[Data to process — start]

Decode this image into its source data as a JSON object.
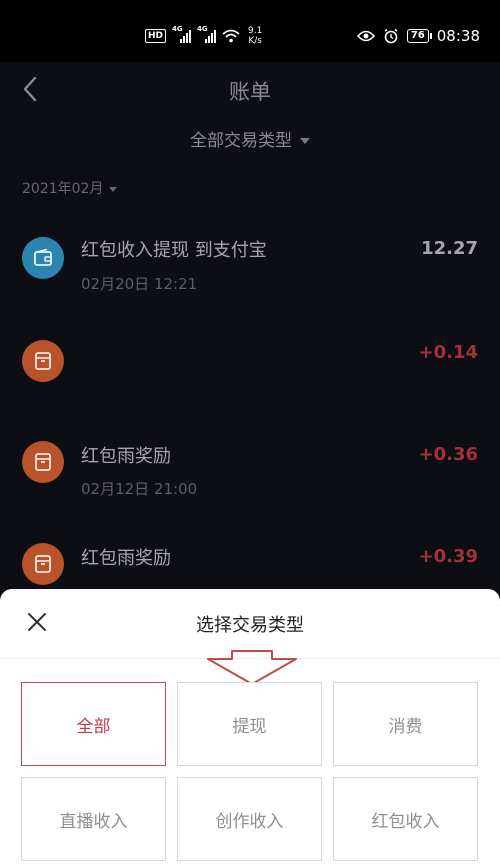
{
  "status_bar": {
    "hd_label": "HD",
    "network_1": "4G",
    "network_2": "4G",
    "speed_value": "9.1",
    "speed_unit": "K/s",
    "battery": "76",
    "time": "08:38"
  },
  "header": {
    "title": "账单",
    "filter_label": "全部交易类型",
    "month_label": "2021年02月"
  },
  "transactions": [
    {
      "title": "红包收入提现 到支付宝",
      "time": "02月20日 12:21",
      "amount": "12.27",
      "icon": "wallet-icon",
      "color": "#2a86b0"
    },
    {
      "title": "",
      "time": "",
      "amount": "+0.14",
      "icon": "box-icon",
      "color": "#b8532c"
    },
    {
      "title": "红包雨奖励",
      "time": "02月12日 21:00",
      "amount": "+0.36",
      "icon": "box-icon",
      "color": "#b8532c"
    },
    {
      "title": "红包雨奖励",
      "time": "",
      "amount": "+0.39",
      "icon": "box-icon",
      "color": "#b8532c"
    }
  ],
  "sheet": {
    "title": "选择交易类型",
    "options": [
      "全部",
      "提现",
      "消费",
      "直播收入",
      "创作收入",
      "红包收入"
    ],
    "selected": "全部",
    "accent_color": "#d34455"
  }
}
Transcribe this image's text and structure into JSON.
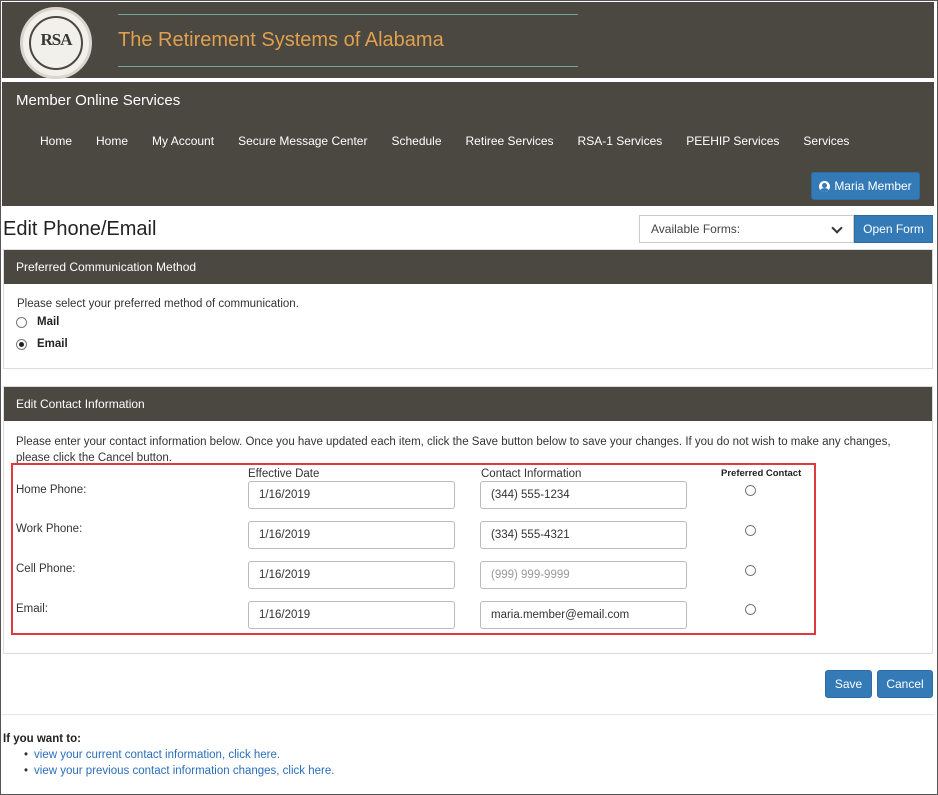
{
  "header": {
    "logo_text": "RSA",
    "logo_ring_text": "RETIREMENT SYSTEMS OF ALABAMA",
    "title": "The Retirement Systems of Alabama"
  },
  "nav": {
    "site_title": "Member Online Services",
    "items": [
      "Home",
      "Home",
      "My Account",
      "Secure Message Center",
      "Schedule",
      "Retiree Services",
      "RSA-1 Services",
      "PEEHIP Services",
      "Services"
    ],
    "user_button": "Maria Member"
  },
  "page": {
    "title": "Edit Phone/Email",
    "forms_select": "Available Forms:",
    "open_form_button": "Open Form"
  },
  "comm_panel": {
    "heading": "Preferred Communication Method",
    "instruction": "Please select your preferred method of communication.",
    "options": [
      {
        "label": "Mail",
        "selected": false
      },
      {
        "label": "Email",
        "selected": true
      }
    ]
  },
  "contact_panel": {
    "heading": "Edit Contact Information",
    "instruction": "Please enter your contact information below. Once you have updated each item, click the Save button below to save your changes. If you do not wish to make any changes, please click the Cancel button.",
    "col_effective": "Effective Date",
    "col_contact": "Contact Information",
    "col_preferred": "Preferred Contact",
    "rows": [
      {
        "label": "Home Phone:",
        "date": "1/16/2019",
        "contact": "(344) 555-1234",
        "placeholder": ""
      },
      {
        "label": "Work Phone:",
        "date": "1/16/2019",
        "contact": "(334) 555-4321",
        "placeholder": ""
      },
      {
        "label": "Cell Phone:",
        "date": "1/16/2019",
        "contact": "",
        "placeholder": "(999) 999-9999"
      },
      {
        "label": "Email:",
        "date": "1/16/2019",
        "contact": "maria.member@email.com",
        "placeholder": ""
      }
    ]
  },
  "actions": {
    "save": "Save",
    "cancel": "Cancel"
  },
  "footer": {
    "title": "If you want to:",
    "links": [
      "view your current contact information, click here.",
      "view your previous contact information changes, click here."
    ]
  },
  "colors": {
    "header_bg": "#4a4841",
    "brand_title": "#e0a04e",
    "button_blue": "#337ab7",
    "highlight_red": "#e03a3e"
  }
}
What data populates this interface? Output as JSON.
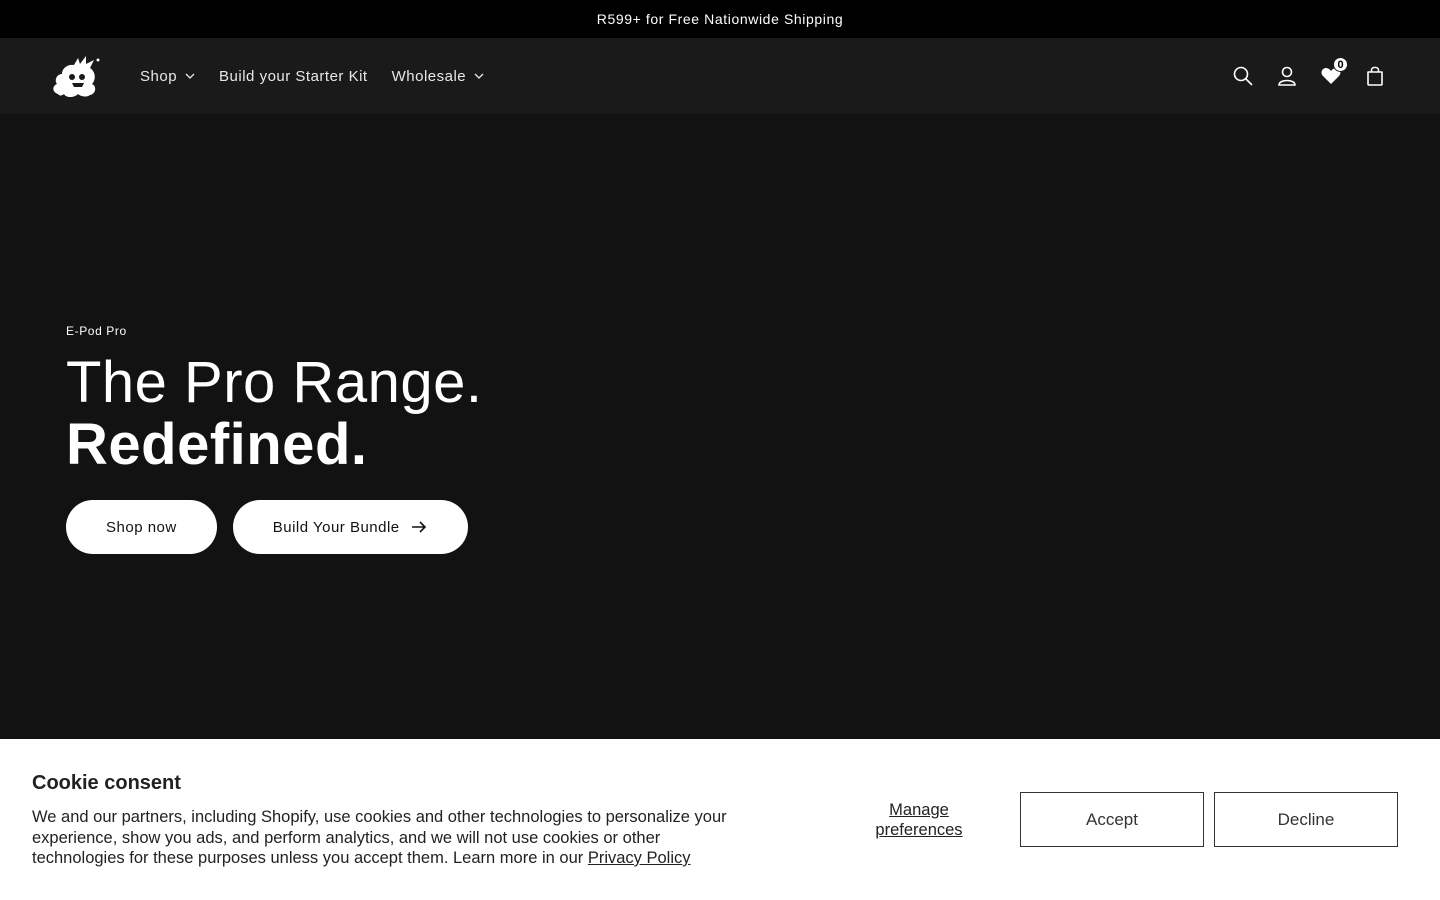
{
  "announcement": {
    "text": "R599+ for Free Nationwide Shipping"
  },
  "header": {
    "logo_icon": "mascot-logo-icon",
    "nav": [
      {
        "label": "Shop",
        "has_dropdown": true
      },
      {
        "label": "Build your Starter Kit",
        "has_dropdown": false
      },
      {
        "label": "Wholesale",
        "has_dropdown": true
      }
    ],
    "icons": {
      "search": "search-icon",
      "account": "user-icon",
      "wishlist": "heart-icon",
      "wishlist_count": "0",
      "cart": "cart-icon"
    }
  },
  "hero": {
    "eyebrow": "E-Pod Pro",
    "heading_line1": "The Pro Range.",
    "heading_line2": "Redefined.",
    "primary_cta": "Shop now",
    "secondary_cta": "Build Your Bundle",
    "secondary_cta_icon": "arrow-right-icon"
  },
  "cookie": {
    "title": "Cookie consent",
    "body": "We and our partners, including Shopify, use cookies and other technologies to personalize your experience, show you ads, and perform analytics, and we will not use cookies or other technologies for these purposes unless you accept them. Learn more in our ",
    "policy_link": "Privacy Policy",
    "manage_label": "Manage preferences",
    "accept_label": "Accept",
    "decline_label": "Decline"
  },
  "colors": {
    "page_bg": "#121212",
    "header_bg": "#1a1a1a",
    "announcement_bg": "#000000",
    "cookie_bg": "#ffffff"
  }
}
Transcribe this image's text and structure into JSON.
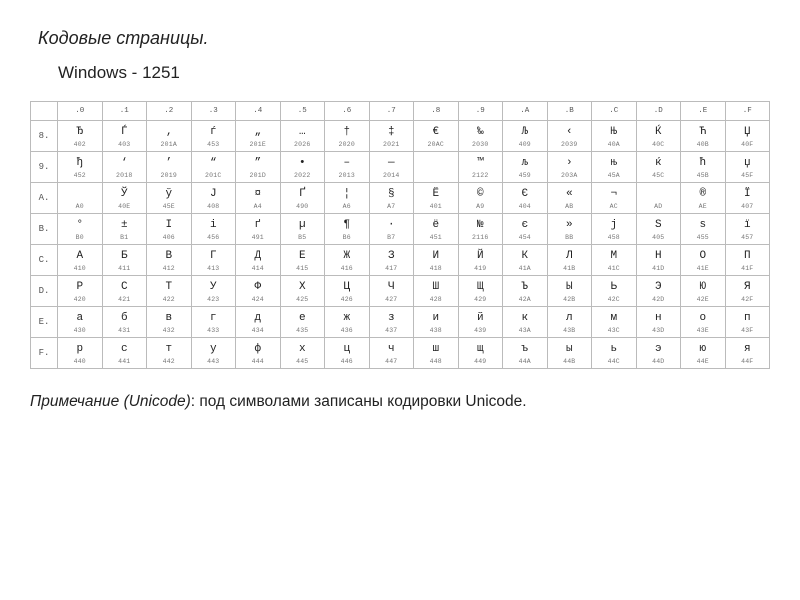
{
  "title": "Кодовые страницы.",
  "subtitle": "Windows - 1251",
  "footnote_label": "Примечание (Unicode)",
  "footnote_text": ": под символами записаны кодировки Unicode.",
  "col_headers": [
    ".0",
    ".1",
    ".2",
    ".3",
    ".4",
    ".5",
    ".6",
    ".7",
    ".8",
    ".9",
    ".A",
    ".B",
    ".C",
    ".D",
    ".E",
    ".F"
  ],
  "row_headers": [
    "8.",
    "9.",
    "A.",
    "B.",
    "C.",
    "D.",
    "E.",
    "F."
  ],
  "chart_data": {
    "type": "table",
    "rows": [
      [
        {
          "ch": "Ђ",
          "cd": "402"
        },
        {
          "ch": "Ѓ",
          "cd": "403"
        },
        {
          "ch": "‚",
          "cd": "201A"
        },
        {
          "ch": "ѓ",
          "cd": "453"
        },
        {
          "ch": "„",
          "cd": "201E"
        },
        {
          "ch": "…",
          "cd": "2026"
        },
        {
          "ch": "†",
          "cd": "2020"
        },
        {
          "ch": "‡",
          "cd": "2021"
        },
        {
          "ch": "€",
          "cd": "20AC"
        },
        {
          "ch": "‰",
          "cd": "2030"
        },
        {
          "ch": "Љ",
          "cd": "409"
        },
        {
          "ch": "‹",
          "cd": "2039"
        },
        {
          "ch": "Њ",
          "cd": "40A"
        },
        {
          "ch": "Ќ",
          "cd": "40C"
        },
        {
          "ch": "Ћ",
          "cd": "40B"
        },
        {
          "ch": "Џ",
          "cd": "40F"
        }
      ],
      [
        {
          "ch": "ђ",
          "cd": "452"
        },
        {
          "ch": "‘",
          "cd": "2018"
        },
        {
          "ch": "’",
          "cd": "2019"
        },
        {
          "ch": "“",
          "cd": "201C"
        },
        {
          "ch": "”",
          "cd": "201D"
        },
        {
          "ch": "•",
          "cd": "2022"
        },
        {
          "ch": "–",
          "cd": "2013"
        },
        {
          "ch": "—",
          "cd": "2014"
        },
        {
          "ch": "",
          "cd": ""
        },
        {
          "ch": "™",
          "cd": "2122"
        },
        {
          "ch": "љ",
          "cd": "459"
        },
        {
          "ch": "›",
          "cd": "203A"
        },
        {
          "ch": "њ",
          "cd": "45A"
        },
        {
          "ch": "ќ",
          "cd": "45C"
        },
        {
          "ch": "ћ",
          "cd": "45B"
        },
        {
          "ch": "џ",
          "cd": "45F"
        }
      ],
      [
        {
          "ch": " ",
          "cd": "A0"
        },
        {
          "ch": "Ў",
          "cd": "40E"
        },
        {
          "ch": "ў",
          "cd": "45E"
        },
        {
          "ch": "Ј",
          "cd": "408"
        },
        {
          "ch": "¤",
          "cd": "A4"
        },
        {
          "ch": "Ґ",
          "cd": "490"
        },
        {
          "ch": "¦",
          "cd": "A6"
        },
        {
          "ch": "§",
          "cd": "A7"
        },
        {
          "ch": "Ё",
          "cd": "401"
        },
        {
          "ch": "©",
          "cd": "A9"
        },
        {
          "ch": "Є",
          "cd": "404"
        },
        {
          "ch": "«",
          "cd": "AB"
        },
        {
          "ch": "¬",
          "cd": "AC"
        },
        {
          "ch": "­",
          "cd": "AD"
        },
        {
          "ch": "®",
          "cd": "AE"
        },
        {
          "ch": "Ї",
          "cd": "407"
        }
      ],
      [
        {
          "ch": "°",
          "cd": "B0"
        },
        {
          "ch": "±",
          "cd": "B1"
        },
        {
          "ch": "І",
          "cd": "406"
        },
        {
          "ch": "і",
          "cd": "456"
        },
        {
          "ch": "ґ",
          "cd": "491"
        },
        {
          "ch": "µ",
          "cd": "B5"
        },
        {
          "ch": "¶",
          "cd": "B6"
        },
        {
          "ch": "·",
          "cd": "B7"
        },
        {
          "ch": "ё",
          "cd": "451"
        },
        {
          "ch": "№",
          "cd": "2116"
        },
        {
          "ch": "є",
          "cd": "454"
        },
        {
          "ch": "»",
          "cd": "BB"
        },
        {
          "ch": "ј",
          "cd": "458"
        },
        {
          "ch": "Ѕ",
          "cd": "405"
        },
        {
          "ch": "ѕ",
          "cd": "455"
        },
        {
          "ch": "ї",
          "cd": "457"
        }
      ],
      [
        {
          "ch": "А",
          "cd": "410"
        },
        {
          "ch": "Б",
          "cd": "411"
        },
        {
          "ch": "В",
          "cd": "412"
        },
        {
          "ch": "Г",
          "cd": "413"
        },
        {
          "ch": "Д",
          "cd": "414"
        },
        {
          "ch": "Е",
          "cd": "415"
        },
        {
          "ch": "Ж",
          "cd": "416"
        },
        {
          "ch": "З",
          "cd": "417"
        },
        {
          "ch": "И",
          "cd": "418"
        },
        {
          "ch": "Й",
          "cd": "419"
        },
        {
          "ch": "К",
          "cd": "41A"
        },
        {
          "ch": "Л",
          "cd": "41B"
        },
        {
          "ch": "М",
          "cd": "41C"
        },
        {
          "ch": "Н",
          "cd": "41D"
        },
        {
          "ch": "О",
          "cd": "41E"
        },
        {
          "ch": "П",
          "cd": "41F"
        }
      ],
      [
        {
          "ch": "Р",
          "cd": "420"
        },
        {
          "ch": "С",
          "cd": "421"
        },
        {
          "ch": "Т",
          "cd": "422"
        },
        {
          "ch": "У",
          "cd": "423"
        },
        {
          "ch": "Ф",
          "cd": "424"
        },
        {
          "ch": "Х",
          "cd": "425"
        },
        {
          "ch": "Ц",
          "cd": "426"
        },
        {
          "ch": "Ч",
          "cd": "427"
        },
        {
          "ch": "Ш",
          "cd": "428"
        },
        {
          "ch": "Щ",
          "cd": "429"
        },
        {
          "ch": "Ъ",
          "cd": "42A"
        },
        {
          "ch": "Ы",
          "cd": "42B"
        },
        {
          "ch": "Ь",
          "cd": "42C"
        },
        {
          "ch": "Э",
          "cd": "42D"
        },
        {
          "ch": "Ю",
          "cd": "42E"
        },
        {
          "ch": "Я",
          "cd": "42F"
        }
      ],
      [
        {
          "ch": "а",
          "cd": "430"
        },
        {
          "ch": "б",
          "cd": "431"
        },
        {
          "ch": "в",
          "cd": "432"
        },
        {
          "ch": "г",
          "cd": "433"
        },
        {
          "ch": "д",
          "cd": "434"
        },
        {
          "ch": "е",
          "cd": "435"
        },
        {
          "ch": "ж",
          "cd": "436"
        },
        {
          "ch": "з",
          "cd": "437"
        },
        {
          "ch": "и",
          "cd": "438"
        },
        {
          "ch": "й",
          "cd": "439"
        },
        {
          "ch": "к",
          "cd": "43A"
        },
        {
          "ch": "л",
          "cd": "43B"
        },
        {
          "ch": "м",
          "cd": "43C"
        },
        {
          "ch": "н",
          "cd": "43D"
        },
        {
          "ch": "о",
          "cd": "43E"
        },
        {
          "ch": "п",
          "cd": "43F"
        }
      ],
      [
        {
          "ch": "р",
          "cd": "440"
        },
        {
          "ch": "с",
          "cd": "441"
        },
        {
          "ch": "т",
          "cd": "442"
        },
        {
          "ch": "у",
          "cd": "443"
        },
        {
          "ch": "ф",
          "cd": "444"
        },
        {
          "ch": "х",
          "cd": "445"
        },
        {
          "ch": "ц",
          "cd": "446"
        },
        {
          "ch": "ч",
          "cd": "447"
        },
        {
          "ch": "ш",
          "cd": "448"
        },
        {
          "ch": "щ",
          "cd": "449"
        },
        {
          "ch": "ъ",
          "cd": "44A"
        },
        {
          "ch": "ы",
          "cd": "44B"
        },
        {
          "ch": "ь",
          "cd": "44C"
        },
        {
          "ch": "э",
          "cd": "44D"
        },
        {
          "ch": "ю",
          "cd": "44E"
        },
        {
          "ch": "я",
          "cd": "44F"
        }
      ]
    ]
  }
}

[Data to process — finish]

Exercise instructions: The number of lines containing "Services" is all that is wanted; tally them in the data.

The answer: 5